Interface dataset entries:
== Segment start ==

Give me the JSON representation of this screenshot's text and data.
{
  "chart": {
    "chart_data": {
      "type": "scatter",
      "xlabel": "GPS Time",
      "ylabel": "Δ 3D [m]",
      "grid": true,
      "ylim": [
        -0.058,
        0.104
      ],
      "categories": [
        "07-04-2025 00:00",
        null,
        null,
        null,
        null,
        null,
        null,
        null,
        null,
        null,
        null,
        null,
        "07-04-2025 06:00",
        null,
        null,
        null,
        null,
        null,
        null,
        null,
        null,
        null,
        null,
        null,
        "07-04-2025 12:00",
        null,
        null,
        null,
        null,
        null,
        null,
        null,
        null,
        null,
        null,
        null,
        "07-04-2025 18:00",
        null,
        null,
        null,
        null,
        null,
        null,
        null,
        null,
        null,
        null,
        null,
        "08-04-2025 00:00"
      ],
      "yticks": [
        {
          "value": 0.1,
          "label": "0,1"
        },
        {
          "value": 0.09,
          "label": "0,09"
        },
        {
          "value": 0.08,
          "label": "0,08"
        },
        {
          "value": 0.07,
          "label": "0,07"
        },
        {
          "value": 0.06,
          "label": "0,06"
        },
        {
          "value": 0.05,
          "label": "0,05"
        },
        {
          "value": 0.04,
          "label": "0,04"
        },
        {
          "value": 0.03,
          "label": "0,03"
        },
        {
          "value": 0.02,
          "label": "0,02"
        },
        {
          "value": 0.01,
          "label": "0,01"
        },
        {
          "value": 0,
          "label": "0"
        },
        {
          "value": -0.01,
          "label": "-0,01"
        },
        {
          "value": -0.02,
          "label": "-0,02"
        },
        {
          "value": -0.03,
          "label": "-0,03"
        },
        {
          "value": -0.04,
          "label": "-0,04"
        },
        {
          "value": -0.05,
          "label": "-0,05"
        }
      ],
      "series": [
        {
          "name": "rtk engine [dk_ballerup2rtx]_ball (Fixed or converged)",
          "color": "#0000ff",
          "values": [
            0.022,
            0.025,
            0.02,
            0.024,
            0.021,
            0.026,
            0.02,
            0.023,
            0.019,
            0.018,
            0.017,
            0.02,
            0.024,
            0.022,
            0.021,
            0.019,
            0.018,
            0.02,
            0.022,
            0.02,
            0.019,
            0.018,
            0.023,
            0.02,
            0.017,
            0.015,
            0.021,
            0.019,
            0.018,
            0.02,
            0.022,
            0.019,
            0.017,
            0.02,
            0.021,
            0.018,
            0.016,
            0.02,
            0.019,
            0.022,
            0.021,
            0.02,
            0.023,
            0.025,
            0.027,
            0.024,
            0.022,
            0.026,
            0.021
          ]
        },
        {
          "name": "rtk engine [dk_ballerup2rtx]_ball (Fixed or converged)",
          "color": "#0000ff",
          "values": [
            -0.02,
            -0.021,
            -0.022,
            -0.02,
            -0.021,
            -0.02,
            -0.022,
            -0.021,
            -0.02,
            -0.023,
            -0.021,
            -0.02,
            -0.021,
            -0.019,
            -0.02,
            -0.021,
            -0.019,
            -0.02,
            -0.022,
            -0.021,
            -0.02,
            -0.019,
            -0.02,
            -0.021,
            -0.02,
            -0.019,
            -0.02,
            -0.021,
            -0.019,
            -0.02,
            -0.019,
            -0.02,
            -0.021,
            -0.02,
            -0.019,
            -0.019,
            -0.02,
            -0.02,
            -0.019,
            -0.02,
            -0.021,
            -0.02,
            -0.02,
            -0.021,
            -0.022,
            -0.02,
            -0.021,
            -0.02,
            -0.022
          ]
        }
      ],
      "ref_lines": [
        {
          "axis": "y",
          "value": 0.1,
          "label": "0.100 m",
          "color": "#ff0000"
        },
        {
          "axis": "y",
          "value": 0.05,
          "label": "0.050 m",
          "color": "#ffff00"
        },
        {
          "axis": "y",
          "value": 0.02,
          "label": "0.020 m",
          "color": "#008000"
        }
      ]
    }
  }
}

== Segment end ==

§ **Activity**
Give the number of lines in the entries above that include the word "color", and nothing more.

§ **Solution to the exercise**
5